VLR-B final

To infect new host cells, HIV buds off of infected cells, acquiring a coat of human phospholipids (shown in purple) that shields the HIV capsid (shown in yellow). Trimeric HIV envelope proteins (shown in yellow) pierce through the phospholipid shell to bind CD4 receptors (shown in green) on neighbouring lymphocytes. These represent the only HIV-specific surface antigen on the mature virion. Once released into serum, the mature virion is labile and has limited time to bind a new host cell before it becomes inactive. Without intervention, the HIV envelope proteins engage CD4 receptors, initiating membrane fusion and transfer of the HIV capsid. Conventional IgG antibodies are rarely able to disrupt this process, and are therefore unable to block the spread of HIV to new cells. By contrast, sea lamprey-derived VLR-B antibodies have a flexible loop structure in their antigen binding region, enabling access to novel binding sites in grooves or clefts in the envelope protein that are more vulnerable to neutralization.
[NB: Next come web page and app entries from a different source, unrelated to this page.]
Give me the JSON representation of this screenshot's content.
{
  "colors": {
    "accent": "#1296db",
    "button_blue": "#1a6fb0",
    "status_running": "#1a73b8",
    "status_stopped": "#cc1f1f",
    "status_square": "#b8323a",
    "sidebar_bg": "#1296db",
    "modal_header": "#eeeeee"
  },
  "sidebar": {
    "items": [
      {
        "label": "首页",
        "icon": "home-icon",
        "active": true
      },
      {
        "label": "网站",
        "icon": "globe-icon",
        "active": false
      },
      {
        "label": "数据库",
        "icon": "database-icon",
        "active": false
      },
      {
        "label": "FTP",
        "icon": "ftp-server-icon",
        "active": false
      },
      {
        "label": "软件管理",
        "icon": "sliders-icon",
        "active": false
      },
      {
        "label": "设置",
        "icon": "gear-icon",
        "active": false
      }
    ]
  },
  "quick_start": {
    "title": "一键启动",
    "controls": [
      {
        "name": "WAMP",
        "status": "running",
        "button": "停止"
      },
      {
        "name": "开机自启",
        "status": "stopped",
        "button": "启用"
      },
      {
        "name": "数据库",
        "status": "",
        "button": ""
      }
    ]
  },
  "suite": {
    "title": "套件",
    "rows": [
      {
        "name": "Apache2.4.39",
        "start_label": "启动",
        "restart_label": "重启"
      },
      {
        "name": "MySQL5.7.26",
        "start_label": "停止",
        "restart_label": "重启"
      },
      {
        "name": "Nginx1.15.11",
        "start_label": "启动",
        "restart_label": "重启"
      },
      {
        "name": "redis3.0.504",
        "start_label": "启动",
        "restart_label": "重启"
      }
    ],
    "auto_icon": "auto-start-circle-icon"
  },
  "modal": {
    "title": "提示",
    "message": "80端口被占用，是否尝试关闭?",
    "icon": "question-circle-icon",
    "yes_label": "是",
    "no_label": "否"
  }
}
Studying these interactions may lead to the discovery of new neutralizing epitopes.


I rendered the final piece completely in Illustrator (a vector format that can be enlarged to any size) using a cell shading approach.